In the platform, drift metrics are calculated compared to a reference dataset. So, once a reference dataset is onboarded for your model, these metrics are available out of the box for comparison. Find out more about these metrics in the Drift and Anomaly section.

Of note, for unstructured data types (like text and image), feature drift is calculated for non-input attributes. The actual input to the model (in this case text) drift is calculated with multivariate drift to accommodate the multivariate nature / relationships within the data type.

PSIFeature Drift
KL DivergenceFeature Drift
JS DivergenceFeature Drift
Hellinger DistanceFeature Drift
Hypothesis TestFeature Drift
Prediction DriftPrediction Drift
Multivariate DriftMultivariate Drift

Note: Teams are able to evaluate drift for inference data at different intervals with our Python SDK and query service (for example data coming into the model now, compared to a month ago).

Fairness Metrics

As further described in the Fairness Metrics section of the documentation, fairness metrics are available for any tabular Arthur attributes manually selected to monitor for bias. For text models, however, the only attribute required to onboard a model is the text attribute. So, it is only possible to monitor non-input attributes for fairness in text models.

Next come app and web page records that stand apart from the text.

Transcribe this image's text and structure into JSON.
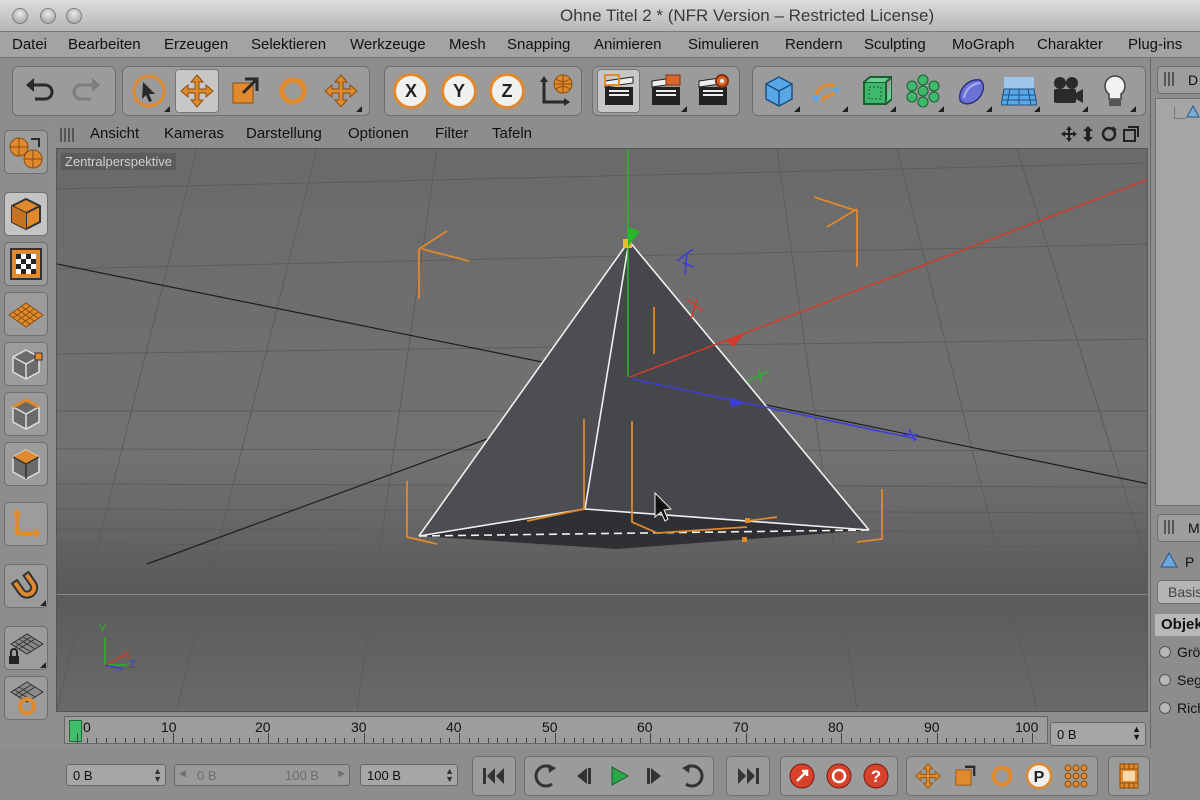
{
  "window": {
    "title": "Ohne Titel 2 * (NFR Version – Restricted License)"
  },
  "menu": [
    "Datei",
    "Bearbeiten",
    "Erzeugen",
    "Selektieren",
    "Werkzeuge",
    "Mesh",
    "Snapping",
    "Animieren",
    "Simulieren",
    "Rendern",
    "Sculpting",
    "MoGraph",
    "Charakter",
    "Plug-ins"
  ],
  "toolbar": {
    "axis_x": "X",
    "axis_y": "Y",
    "axis_z": "Z",
    "icons": [
      "undo-icon",
      "redo-icon",
      "select-icon",
      "move-icon",
      "scale-icon",
      "rotate-icon",
      "multi-move-icon",
      "lock-x-icon",
      "lock-y-icon",
      "lock-z-icon",
      "coordinate-system-icon",
      "render-view-icon",
      "render-picture-viewer-icon",
      "render-settings-icon",
      "cube-icon",
      "spline-icon",
      "subdivision-icon",
      "mograph-cloner-icon",
      "deformer-icon",
      "floor-icon",
      "camera-icon",
      "light-icon"
    ]
  },
  "viewport_menu": [
    "Ansicht",
    "Kameras",
    "Darstellung",
    "Optionen",
    "Filter",
    "Tafeln"
  ],
  "viewport": {
    "label": "Zentralperspektive",
    "axis_labels": {
      "y": "Y",
      "x": "X",
      "z": "Z"
    }
  },
  "right_panel": {
    "top_header": "D",
    "attr_header": "M",
    "object_short": "P",
    "tab_basis": "Basis",
    "section": "Objekt",
    "rows": [
      "Grö",
      "Seg",
      "Rich"
    ]
  },
  "timeline": {
    "ticks": [
      "0",
      "10",
      "20",
      "30",
      "40",
      "50",
      "60",
      "70",
      "80",
      "90",
      "100"
    ],
    "end_field": "0 B"
  },
  "bottom": {
    "current_frame": "0 B",
    "range_start": "0 B",
    "range_end": "100 B",
    "max_frame": "100 B"
  },
  "colors": {
    "accent_orange": "#e0892d",
    "axis_red": "#d23a2a",
    "axis_green": "#29b629",
    "axis_blue": "#3d3dd8"
  }
}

MetricMetric Type
Accuracy RateFairness
True Positive Rate (Equal Opportunity)Fairness
True Negative RateFairness
False Positive RateFairness
False Negative RateFairness

User-Defined Metrics

Whether your team uses a different performance metric, wants to track defined segments of data, or needs logical functions to create a metric for external stakeholders (like product or business metrics). Learn more about creating metrics with data in Arthur in the User-Defined Metrics section.

Available Enrichments

The following enrichments can be enabled for this model type:

Anomaly DetectionHot SpotsExplainabilityBias Mitigation
XXX (Non-Input Attributes)

What’s Next

Learn more about the model onboarding process or jump right into an NLP onboarding quickstart